Federal authorities have announced plans to build a bridge across the Kerch Straits at a cost, according to Russia’s Minister for Crimean Affairs, of over $5 billion. Transportation links from the Russian side of the straits to Russia’s main roads, train tracks, and infrastructure will also have to be improved, particularly for winter conditions. Crimean authorities also worry that bridge traffic will be interrupted for a month or more by winter storms, and they have advocated building a tunnel instead. To my knowledge, Moscow has not responded favorably to the suggestion, presumably because federal authorities think it is impractical.
If Moscow goes forward with a bridge, it will in any case not come into service until 2018 at the earliest, which means Crimea will face four winters before a bridge ameliorates supply problems. Meanwhile, ferry services from the Russian mainland at Port Crimea and Novorossiysk (see map) have been operating at maximum capacity but have been unable to handle the traffic effectively. Journalists reported that it was typical for passenger cars to wait four hours and sometimes as long as 24 hours to board a ferry over the summer, while trucks often waited several days. The Financial Times reported that at the end of last month, there was a queue of 300 trucks waiting for the ferry to Crimea, and 500 trucks on the Crimean side waiting to return.

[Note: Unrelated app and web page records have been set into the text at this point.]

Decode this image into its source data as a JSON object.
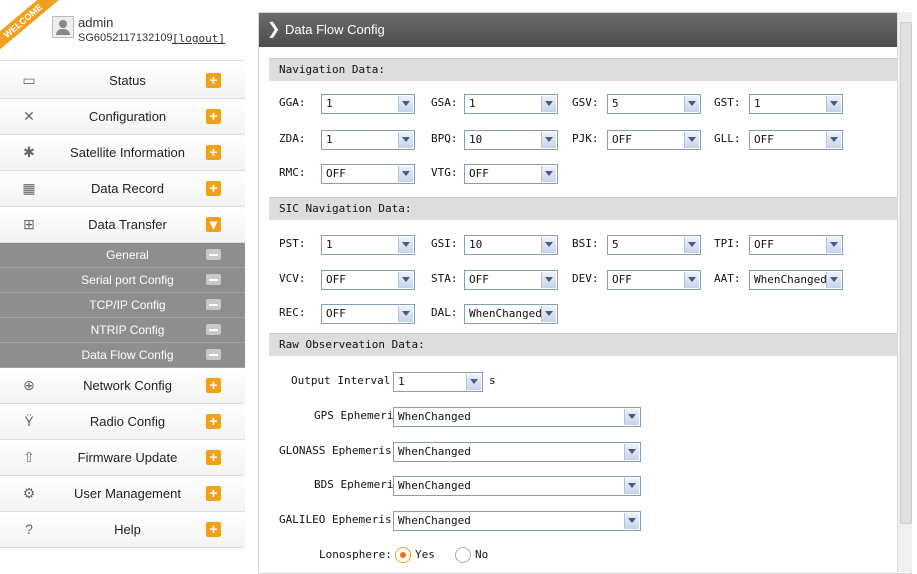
{
  "user": {
    "welcome": "WELCOME",
    "name": "admin",
    "serial": "SG6052117132109",
    "logout": "[logout]"
  },
  "nav": {
    "status": "Status",
    "configuration": "Configuration",
    "satellite": "Satellite Information",
    "record": "Data Record",
    "transfer": "Data Transfer",
    "sub_general": "General",
    "sub_serial": "Serial port Config",
    "sub_tcpip": "TCP/IP Config",
    "sub_ntrip": "NTRIP Config",
    "sub_dataflow": "Data Flow Config",
    "network": "Network Config",
    "radio": "Radio Config",
    "firmware": "Firmware Update",
    "users": "User Management",
    "help": "Help"
  },
  "page": {
    "title": "Data Flow Config"
  },
  "nav_data": {
    "title": "Navigation Data:",
    "gga_l": "GGA:",
    "gga": "1",
    "gsa_l": "GSA:",
    "gsa": "1",
    "gsv_l": "GSV:",
    "gsv": "5",
    "gst_l": "GST:",
    "gst": "1",
    "zda_l": "ZDA:",
    "zda": "1",
    "bpq_l": "BPQ:",
    "bpq": "10",
    "pjk_l": "PJK:",
    "pjk": "OFF",
    "gll_l": "GLL:",
    "gll": "OFF",
    "rmc_l": "RMC:",
    "rmc": "OFF",
    "vtg_l": "VTG:",
    "vtg": "OFF"
  },
  "sic_data": {
    "title": "SIC Navigation Data:",
    "pst_l": "PST:",
    "pst": "1",
    "gsi_l": "GSI:",
    "gsi": "10",
    "bsi_l": "BSI:",
    "bsi": "5",
    "tpi_l": "TPI:",
    "tpi": "OFF",
    "vcv_l": "VCV:",
    "vcv": "OFF",
    "sta_l": "STA:",
    "sta": "OFF",
    "dev_l": "DEV:",
    "dev": "OFF",
    "aat_l": "AAT:",
    "aat": "WhenChanged",
    "rec_l": "REC:",
    "rec": "OFF",
    "dal_l": "DAL:",
    "dal": "WhenChanged"
  },
  "raw_data": {
    "title": "Raw Observeation Data:",
    "interval_l": "Output Interval:",
    "interval": "1",
    "interval_unit": "s",
    "gps_l": "GPS Ephemeris:",
    "gps": "WhenChanged",
    "glonass_l": "GLONASS Ephemeris:",
    "glonass": "WhenChanged",
    "bds_l": "BDS Ephemeris:",
    "bds": "WhenChanged",
    "galileo_l": "GALILEO Ephemeris:",
    "galileo": "WhenChanged",
    "iono_l": "Lonosphere:",
    "iono_yes": "Yes",
    "iono_no": "No",
    "iono_selected": "Yes"
  }
}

These delivery bottlenecks have increased shortages as well as transportation costs for exports to the Russian mainland, further undermining profitability for Crimean exporters. And while passenger demand will decline in the winter, truck crossings will likely increase as food and fuel needs grow, even as ferry service becomes disrupted by adverse weather. The key challenge for Russian and Crimean authorities over the winter, then, will be to ensure adequate supplies of food, coal, and electricity. This will be a logistical challenge, and expensive, for Russia even if the border between Crimea and the mainland remains open and Ukraine continues to allow trains and trucks from Russia to cross Ukrainian territory. If Ukraine closes the border with Russia (unlikely) or Crimea, or if it halts deliveries of electricity, coal, and food, that logistical problem will be worse – and even more expensive for a Russian economy already under very considerable stress.